▶ _Task to carry out_: Please return every line of the records that contains the word "color".
= = =
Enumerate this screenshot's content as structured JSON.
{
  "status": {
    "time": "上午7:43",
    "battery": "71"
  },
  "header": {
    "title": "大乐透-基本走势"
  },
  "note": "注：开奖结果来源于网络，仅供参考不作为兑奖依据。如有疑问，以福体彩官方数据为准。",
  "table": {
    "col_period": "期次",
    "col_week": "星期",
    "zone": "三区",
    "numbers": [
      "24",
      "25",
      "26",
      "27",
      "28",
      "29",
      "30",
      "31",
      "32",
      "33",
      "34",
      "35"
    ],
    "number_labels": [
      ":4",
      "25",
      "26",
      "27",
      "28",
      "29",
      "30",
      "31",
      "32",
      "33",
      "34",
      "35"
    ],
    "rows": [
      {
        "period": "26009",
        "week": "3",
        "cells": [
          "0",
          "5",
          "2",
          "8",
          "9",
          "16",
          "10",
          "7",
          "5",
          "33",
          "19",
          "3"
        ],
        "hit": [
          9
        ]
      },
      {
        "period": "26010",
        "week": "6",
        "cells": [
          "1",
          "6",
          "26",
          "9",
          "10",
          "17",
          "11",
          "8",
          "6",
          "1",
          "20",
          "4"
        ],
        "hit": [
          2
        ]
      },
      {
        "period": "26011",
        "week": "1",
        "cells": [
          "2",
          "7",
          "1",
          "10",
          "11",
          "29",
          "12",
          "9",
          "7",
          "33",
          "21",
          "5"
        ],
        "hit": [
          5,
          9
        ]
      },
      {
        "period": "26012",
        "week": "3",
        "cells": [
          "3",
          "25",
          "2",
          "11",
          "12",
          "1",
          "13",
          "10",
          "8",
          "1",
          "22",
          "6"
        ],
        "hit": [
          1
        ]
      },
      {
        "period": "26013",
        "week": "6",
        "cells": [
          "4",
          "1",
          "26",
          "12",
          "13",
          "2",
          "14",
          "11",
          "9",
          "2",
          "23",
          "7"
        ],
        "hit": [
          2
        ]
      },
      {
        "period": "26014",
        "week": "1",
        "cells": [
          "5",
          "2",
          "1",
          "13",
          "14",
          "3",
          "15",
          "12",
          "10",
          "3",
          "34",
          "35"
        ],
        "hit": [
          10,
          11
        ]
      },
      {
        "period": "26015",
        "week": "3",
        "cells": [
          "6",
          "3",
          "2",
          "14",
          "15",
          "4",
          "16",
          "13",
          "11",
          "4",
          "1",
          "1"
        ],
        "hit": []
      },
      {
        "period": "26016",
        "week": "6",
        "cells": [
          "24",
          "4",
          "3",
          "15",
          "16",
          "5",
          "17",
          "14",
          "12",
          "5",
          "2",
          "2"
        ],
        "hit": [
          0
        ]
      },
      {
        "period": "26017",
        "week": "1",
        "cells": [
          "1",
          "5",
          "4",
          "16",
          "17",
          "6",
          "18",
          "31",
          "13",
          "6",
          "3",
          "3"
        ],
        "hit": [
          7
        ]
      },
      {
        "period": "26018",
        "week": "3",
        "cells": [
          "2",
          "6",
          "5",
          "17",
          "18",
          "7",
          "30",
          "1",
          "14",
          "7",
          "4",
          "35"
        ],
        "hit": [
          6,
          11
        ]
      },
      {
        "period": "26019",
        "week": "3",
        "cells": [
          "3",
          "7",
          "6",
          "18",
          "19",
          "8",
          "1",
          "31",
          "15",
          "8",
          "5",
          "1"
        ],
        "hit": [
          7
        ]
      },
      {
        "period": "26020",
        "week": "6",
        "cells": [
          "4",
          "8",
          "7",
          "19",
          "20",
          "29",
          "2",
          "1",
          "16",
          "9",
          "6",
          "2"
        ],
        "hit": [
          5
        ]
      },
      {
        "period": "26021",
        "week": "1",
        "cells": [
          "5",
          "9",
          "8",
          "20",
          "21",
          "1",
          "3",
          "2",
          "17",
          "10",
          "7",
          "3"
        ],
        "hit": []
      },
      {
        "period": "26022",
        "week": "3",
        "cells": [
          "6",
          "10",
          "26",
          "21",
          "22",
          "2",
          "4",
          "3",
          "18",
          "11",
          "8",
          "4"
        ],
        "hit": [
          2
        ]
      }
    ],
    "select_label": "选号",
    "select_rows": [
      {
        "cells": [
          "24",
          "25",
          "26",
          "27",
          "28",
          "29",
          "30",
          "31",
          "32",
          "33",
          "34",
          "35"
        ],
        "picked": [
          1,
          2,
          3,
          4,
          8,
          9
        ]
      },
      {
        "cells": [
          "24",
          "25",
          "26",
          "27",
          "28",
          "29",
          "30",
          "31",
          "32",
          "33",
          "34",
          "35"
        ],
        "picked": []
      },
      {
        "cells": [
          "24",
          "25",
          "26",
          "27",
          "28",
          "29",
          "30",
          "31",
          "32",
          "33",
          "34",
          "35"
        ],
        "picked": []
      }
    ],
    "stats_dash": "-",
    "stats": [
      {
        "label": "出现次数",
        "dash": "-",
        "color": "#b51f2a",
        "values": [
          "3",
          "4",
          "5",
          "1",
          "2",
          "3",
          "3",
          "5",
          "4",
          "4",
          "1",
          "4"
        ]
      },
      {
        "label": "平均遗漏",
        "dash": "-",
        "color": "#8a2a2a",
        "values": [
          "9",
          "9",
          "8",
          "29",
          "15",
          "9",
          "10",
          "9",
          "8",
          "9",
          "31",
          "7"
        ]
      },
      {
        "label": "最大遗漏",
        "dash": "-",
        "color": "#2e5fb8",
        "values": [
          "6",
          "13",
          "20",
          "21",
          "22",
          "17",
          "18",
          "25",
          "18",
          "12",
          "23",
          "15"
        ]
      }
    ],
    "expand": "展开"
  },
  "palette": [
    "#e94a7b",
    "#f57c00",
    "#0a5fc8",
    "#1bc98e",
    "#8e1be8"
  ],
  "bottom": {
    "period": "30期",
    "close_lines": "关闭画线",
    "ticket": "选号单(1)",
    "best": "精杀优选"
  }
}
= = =
▶ _Exercise output_:
        "color": "#b51f2a",
        "color": "#8a2a2a",
        "color": "#2e5fb8",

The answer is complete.